“The Mouth of the Oyster” by Adam-Troy Castro and Alvaro Zinos-Amaro
Reviewed by Ben Wheeler
Dispensing much wisdom, “The Mouth of the Oyster” by Adam-Troy Castro and Alvaro Zinos-Amaro gives great homage to old Asian morality tales. The main character and his wife, Li-Fan, were ravaged by a plague that moderately crippled Li-Fan and blinded the main character. Jin-Kwon offers eyes that see a facet of reality, whatever the main character chooses. Infused with a stoicism and quasi-mysticism not unlike Kai Lung’s Golden Hours and other such works, this is a delight to read and afterwards ruminate. What facet would the reader choose? But the choices the main character made were wise indeed, and entirely within character of the story itself.

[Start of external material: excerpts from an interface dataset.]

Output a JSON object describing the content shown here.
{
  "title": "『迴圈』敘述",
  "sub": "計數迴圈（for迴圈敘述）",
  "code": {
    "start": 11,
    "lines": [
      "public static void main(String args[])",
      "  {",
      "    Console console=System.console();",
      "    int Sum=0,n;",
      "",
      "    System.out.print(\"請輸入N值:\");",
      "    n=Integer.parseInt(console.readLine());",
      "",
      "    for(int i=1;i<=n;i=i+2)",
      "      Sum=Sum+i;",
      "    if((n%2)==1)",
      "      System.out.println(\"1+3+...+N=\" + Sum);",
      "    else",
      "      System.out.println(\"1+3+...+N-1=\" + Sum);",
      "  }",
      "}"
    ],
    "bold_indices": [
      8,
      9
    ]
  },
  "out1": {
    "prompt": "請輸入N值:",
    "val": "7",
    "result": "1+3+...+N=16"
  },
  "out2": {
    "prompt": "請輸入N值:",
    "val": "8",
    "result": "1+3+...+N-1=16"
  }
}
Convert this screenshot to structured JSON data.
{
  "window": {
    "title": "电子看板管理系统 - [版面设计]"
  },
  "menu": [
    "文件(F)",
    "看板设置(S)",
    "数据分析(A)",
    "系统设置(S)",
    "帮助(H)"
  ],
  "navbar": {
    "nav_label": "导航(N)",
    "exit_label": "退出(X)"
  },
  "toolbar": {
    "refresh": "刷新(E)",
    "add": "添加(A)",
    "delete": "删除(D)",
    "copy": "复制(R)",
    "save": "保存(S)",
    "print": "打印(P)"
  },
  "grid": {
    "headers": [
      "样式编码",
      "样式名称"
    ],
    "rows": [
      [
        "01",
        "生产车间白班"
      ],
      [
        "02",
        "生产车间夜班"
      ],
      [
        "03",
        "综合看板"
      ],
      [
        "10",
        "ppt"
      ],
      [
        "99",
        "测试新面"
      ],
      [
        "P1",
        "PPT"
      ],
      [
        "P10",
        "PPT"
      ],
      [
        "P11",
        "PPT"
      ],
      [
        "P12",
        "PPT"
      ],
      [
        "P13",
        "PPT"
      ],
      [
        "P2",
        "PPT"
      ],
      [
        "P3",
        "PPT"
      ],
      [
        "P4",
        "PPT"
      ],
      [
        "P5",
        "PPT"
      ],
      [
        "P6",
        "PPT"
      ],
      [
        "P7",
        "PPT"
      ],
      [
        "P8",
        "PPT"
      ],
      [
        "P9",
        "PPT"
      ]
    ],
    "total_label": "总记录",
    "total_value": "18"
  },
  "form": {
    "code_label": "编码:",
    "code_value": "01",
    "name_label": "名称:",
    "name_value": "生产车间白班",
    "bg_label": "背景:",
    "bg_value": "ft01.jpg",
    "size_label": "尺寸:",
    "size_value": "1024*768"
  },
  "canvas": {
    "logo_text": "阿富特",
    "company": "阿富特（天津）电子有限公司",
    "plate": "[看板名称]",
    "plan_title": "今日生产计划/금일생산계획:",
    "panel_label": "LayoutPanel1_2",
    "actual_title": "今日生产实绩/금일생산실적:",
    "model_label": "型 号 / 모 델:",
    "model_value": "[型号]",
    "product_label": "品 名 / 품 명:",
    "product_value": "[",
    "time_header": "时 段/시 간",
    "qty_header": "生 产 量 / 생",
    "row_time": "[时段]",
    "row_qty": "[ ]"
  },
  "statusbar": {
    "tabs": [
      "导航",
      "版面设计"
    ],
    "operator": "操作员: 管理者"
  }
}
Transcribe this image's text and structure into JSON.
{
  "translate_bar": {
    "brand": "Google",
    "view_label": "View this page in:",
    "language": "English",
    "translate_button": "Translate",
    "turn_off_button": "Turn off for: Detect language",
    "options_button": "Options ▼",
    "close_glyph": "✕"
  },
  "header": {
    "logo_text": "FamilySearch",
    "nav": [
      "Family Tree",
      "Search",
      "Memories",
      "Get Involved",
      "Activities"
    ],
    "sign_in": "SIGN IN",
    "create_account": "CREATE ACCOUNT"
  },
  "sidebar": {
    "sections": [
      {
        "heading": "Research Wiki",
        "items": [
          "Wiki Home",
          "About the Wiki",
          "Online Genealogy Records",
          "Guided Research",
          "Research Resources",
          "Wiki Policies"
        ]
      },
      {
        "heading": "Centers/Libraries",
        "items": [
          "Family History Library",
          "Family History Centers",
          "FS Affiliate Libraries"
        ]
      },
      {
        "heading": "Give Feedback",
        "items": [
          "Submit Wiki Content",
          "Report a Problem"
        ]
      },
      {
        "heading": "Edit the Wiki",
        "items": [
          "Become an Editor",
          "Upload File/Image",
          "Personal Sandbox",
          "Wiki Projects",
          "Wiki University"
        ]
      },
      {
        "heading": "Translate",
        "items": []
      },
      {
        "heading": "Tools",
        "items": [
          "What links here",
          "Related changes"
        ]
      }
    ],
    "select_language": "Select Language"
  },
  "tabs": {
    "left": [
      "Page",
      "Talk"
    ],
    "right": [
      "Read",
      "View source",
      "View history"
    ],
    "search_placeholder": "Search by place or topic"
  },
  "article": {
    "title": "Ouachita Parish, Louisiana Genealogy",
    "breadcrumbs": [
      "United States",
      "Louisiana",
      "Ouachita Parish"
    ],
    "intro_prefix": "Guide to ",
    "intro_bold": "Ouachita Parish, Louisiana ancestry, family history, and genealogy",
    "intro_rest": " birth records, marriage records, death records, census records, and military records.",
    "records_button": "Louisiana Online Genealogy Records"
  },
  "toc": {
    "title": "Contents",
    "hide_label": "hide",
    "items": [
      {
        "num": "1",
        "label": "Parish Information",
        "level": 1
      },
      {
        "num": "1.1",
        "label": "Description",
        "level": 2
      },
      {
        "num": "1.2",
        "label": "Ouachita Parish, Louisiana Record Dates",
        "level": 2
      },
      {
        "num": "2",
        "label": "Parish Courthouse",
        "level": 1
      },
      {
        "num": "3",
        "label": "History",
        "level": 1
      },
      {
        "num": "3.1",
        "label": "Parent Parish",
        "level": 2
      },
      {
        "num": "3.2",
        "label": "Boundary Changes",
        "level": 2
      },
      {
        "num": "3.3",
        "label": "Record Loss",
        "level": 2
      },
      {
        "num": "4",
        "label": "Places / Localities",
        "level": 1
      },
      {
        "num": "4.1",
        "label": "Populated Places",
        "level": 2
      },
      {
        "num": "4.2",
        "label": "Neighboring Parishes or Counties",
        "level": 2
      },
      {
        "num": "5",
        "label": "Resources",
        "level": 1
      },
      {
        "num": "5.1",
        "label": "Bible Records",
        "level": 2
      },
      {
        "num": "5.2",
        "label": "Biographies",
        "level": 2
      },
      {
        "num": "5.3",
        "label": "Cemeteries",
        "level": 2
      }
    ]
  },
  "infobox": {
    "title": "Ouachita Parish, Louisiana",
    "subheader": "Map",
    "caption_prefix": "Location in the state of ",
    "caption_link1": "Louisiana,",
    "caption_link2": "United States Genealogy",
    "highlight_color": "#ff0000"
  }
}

Death is the ultimate debauchery in “Woe and Other Remedies” by Michael Anthony Ashley. Like any good decadent society, death games becomes the height of artistry, and through the eyes of Gama III, we experience the last of Dejarnira’s death games. The subject of Dejarnira’s last art is the relationship between nobles and slaves, and, as any may imagine, it ends as all death games do. Gama’s character provides interesting views as he is a veteran patron of such events, and despite the alien nature of the characters, his excitement truly feels palpable. The sexualization of death feels real indeed without being pornographic and the indescribable pride of the main characters goes above and beyond to sell the boredom, hate for life, and melancholy they experience in between Dejarnira’s art pieces.